Murnane’s work tends to provoke strong responses – readers love it or hate it. Most of his novels lack the traditional elements of plot. They are meditative and almost closer to essays than fiction. He frequently returns to the same images and themes – horse racing, stained glass, marbles, religion, unrequited love, and the capacity of the imagination to surpass reality. His prose is not obviously experimental or difficult, and he always writes in complete sentences, but these sentences are often very long. Moreover, he approaches topics in an oblique manner, and the point of a piece of writing may only become clear at the end.

Murnane’s works also frequently refer to each other, which can be confusing for the uninitiated. The opening sentence of his new and allegedly final novel Border Districts, for instance, is almost identical to the opening sentence of his third and most famous novel, The Plains.

Published in 1982, The Plains is set in an alternate Australia whose centre is populated by wealthy and erudite people who live on grand estates and serve as patrons to artists and philosophers. The novel’s protagonist is an aspiring filmmaker who wants to capture the essence of the area. Drawing on the tradition of the utopian novel, The Plains describes – with varying degrees of irony – the lives of the plainsmen (they are mostly men) and their unusual mode of living. It’s an arresting work which derives its power partly from the beauty of its writing, which combines spareness, repetition, and evocative descriptions of place. But The Plains remains a classic because it inverts many of Australia’s conceptions about itself.

The Plains is also an unusual work for Murnane. His first two books, Tarmarisk Row (1974) and A Lifetime on Clouds (1976), were coming-of-age novels that drew on the author’s upbringing in a Catholic family whose circumstances were often strained by his father’s gambling debts. His later works are autobiographical in more complex ways: they often have narrators that closely resemble Murnane, who self-reflexively discuss their own process of telling stories. Because of this he was often erroneously compared with various postmodern, metafictional writers of his generation, but his writing shares little of their scepticism or relativism.

And while Murnane’s writing is contemplative, it tackles serious and often disturbing topics – mental illness, sexual assault, marital failures, intense loneliness, and alcohol dependency often lay just below the surface of what at first seem to be disinterested musings.
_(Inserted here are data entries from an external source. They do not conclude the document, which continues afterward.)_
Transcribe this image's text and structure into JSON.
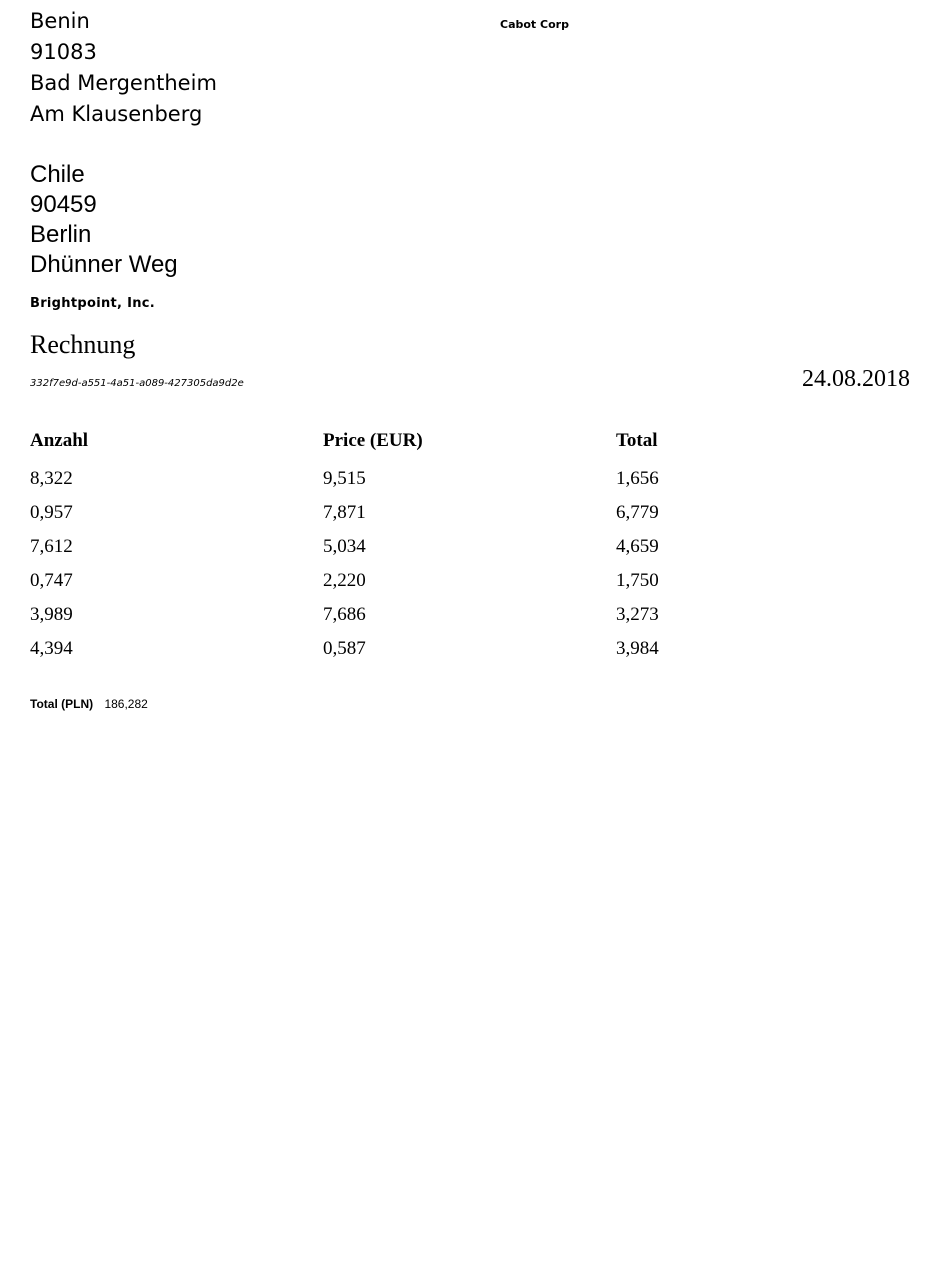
{
  "sender": {
    "address_lines": [
      "Benin",
      "91083",
      "Bad Mergentheim",
      "Am Klausenberg"
    ],
    "company": "Cabot Corp"
  },
  "recipient": {
    "address_lines": [
      "Chile",
      "90459",
      "Berlin",
      "Dhünner Weg"
    ],
    "company": "Brightpoint, Inc."
  },
  "document": {
    "title": "Rechnung",
    "id": "332f7e9d-a551-4a51-a089-427305da9d2e",
    "date": "24.08.2018"
  },
  "table": {
    "headers": {
      "quantity": "Anzahl",
      "price": "Price (EUR)",
      "total": "Total"
    },
    "rows": [
      {
        "quantity": "8,322",
        "price": "9,515",
        "total": "1,656"
      },
      {
        "quantity": "0,957",
        "price": "7,871",
        "total": "6,779"
      },
      {
        "quantity": "7,612",
        "price": "5,034",
        "total": "4,659"
      },
      {
        "quantity": "0,747",
        "price": "2,220",
        "total": "1,750"
      },
      {
        "quantity": "3,989",
        "price": "7,686",
        "total": "3,273"
      },
      {
        "quantity": "4,394",
        "price": "0,587",
        "total": "3,984"
      }
    ]
  },
  "summary": {
    "total_label": "Total (PLN)",
    "total_value": "186,282"
  }
}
What holds everything together is Murnane’s prose, which is by various turns dark, playful, and funny, often in the same sentence.

A great entry point is his 1989 short-story, When the Mice Failed to Arrive, which opens with a typically Murnanian sentence:

“One afternoon in one of the years when I used to stay at home to mind my son and my daughter and to do the housework while my wife was away at her job, my son was caught in a thunderstorm.”

Here the discussion of daily household duties is juxtaposed with a child in potential danger. In Murnane’s work, trauma and everyday experience are intertwined.

Will Murnane win the Nobel Prize? In fact, the writer has been a Nobel candidate for so long that among his archives are files of news stories written about the topic. While he’s never sold particularly well, he has a series of high profile literary admirers including JM Coetzee, Ben Lerner and Teju Cole. All of his works are currently in print and most have been published overseas. Border Districts is about to be published by the prestigious New York publishing house Farrar, Straus and Giroux, and UK publisher & Other Stories will soon be reissuing five of his books.

He remains beloved by a cult readership, and he seems to be attracting a new generation of fans – perhaps because Murnane’s work often blurs the line between fiction and autobiography in similar ways to contemporary literary writers like Karl Ove Knausgaard and Elena Ferrante. Murnane is 79 and contemplating the end of his career as an author, but his work may be finding a larger audience now than it ever has.

  • Gerald Murnane’s Collected Short Fiction is out in Australia through Giramondo Publishing, and in the US through Farrar, Straus and Giroux, who have also published Border Districts